An Indirect Statement is one which English calls a noun clause. Noun clauses in English are a type of subordinate clause which act as a noun (note their name). Indirect statements are introduced by the word "that" (also a relative pronoun). Here is an example of a noun clause:


"That you do not love me causes me pain." The subject of this sentence is "that you do not love me," and the verb is causes. As a direct object: "I heard that the slaves will be freed." Subject is I, and the verb "heard," and the object is "that the slaves will be freed." In English, indirect statements are a peice of cake, because we can simply introduce the clause with "that," and then form a normal sentence to finish the clause. Below is syntax for Latin:

Indirect statements in Latin can be quite a challenge if one has not had much practice with them; they are not introduced with a key word (such as "that" in English), but they have a few unique quirks about them that can make them stand out: The verb of an indirect statement is an infinitive, and the subject of the clause is in the Accusative case. The tense of an indirect statement is relative to that of the main clause. These clauses have three tenses (for the infinitives): Present, Perfect, and Future. The present tense in the infinitive of the clause indicates that the verb of the clause is occuring at the same timeas the verb of the main clause. ie:

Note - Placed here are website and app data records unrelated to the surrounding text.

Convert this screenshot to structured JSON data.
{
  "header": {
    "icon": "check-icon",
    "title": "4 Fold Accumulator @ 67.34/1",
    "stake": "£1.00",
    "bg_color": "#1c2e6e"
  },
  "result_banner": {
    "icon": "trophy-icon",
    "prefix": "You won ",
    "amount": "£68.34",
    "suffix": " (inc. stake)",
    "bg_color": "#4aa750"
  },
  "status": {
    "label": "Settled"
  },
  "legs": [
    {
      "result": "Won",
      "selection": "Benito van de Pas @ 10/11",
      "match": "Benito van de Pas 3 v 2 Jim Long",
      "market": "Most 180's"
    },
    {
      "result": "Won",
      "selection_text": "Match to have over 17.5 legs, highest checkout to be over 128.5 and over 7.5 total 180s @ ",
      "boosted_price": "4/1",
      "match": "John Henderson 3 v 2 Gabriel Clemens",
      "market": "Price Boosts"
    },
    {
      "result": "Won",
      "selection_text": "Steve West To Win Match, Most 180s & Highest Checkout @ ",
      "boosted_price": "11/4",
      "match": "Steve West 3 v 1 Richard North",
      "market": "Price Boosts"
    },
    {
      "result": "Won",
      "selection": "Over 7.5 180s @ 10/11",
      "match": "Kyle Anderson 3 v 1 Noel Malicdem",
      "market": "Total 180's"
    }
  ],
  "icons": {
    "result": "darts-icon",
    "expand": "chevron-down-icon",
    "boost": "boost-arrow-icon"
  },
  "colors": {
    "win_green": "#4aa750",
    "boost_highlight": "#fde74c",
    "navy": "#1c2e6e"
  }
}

Eam venire dixi, I said that she came. Note how the main verb is perfect tense, and how the indirect statement's verb is the same. If the infinitive were perfect, Eam venisse dixi, I said that she had come, then the clause's verb would have to occur before the main verb, and so we move "back in time" to the pluperfect, or past perfect, if you will. The same pattern follows for infinitives of the future tense: Eam ventura esse dixi, I said that she would come. Note the future infinitive. When translating these clauses, one important thing one must note is that when translating a future infinitive, if the main clause's tense were present, the translation would be "I verb that she will come," as opposed to "would come". The word "would" should only be used when translating with a main verb in the imperfect/perfect tense.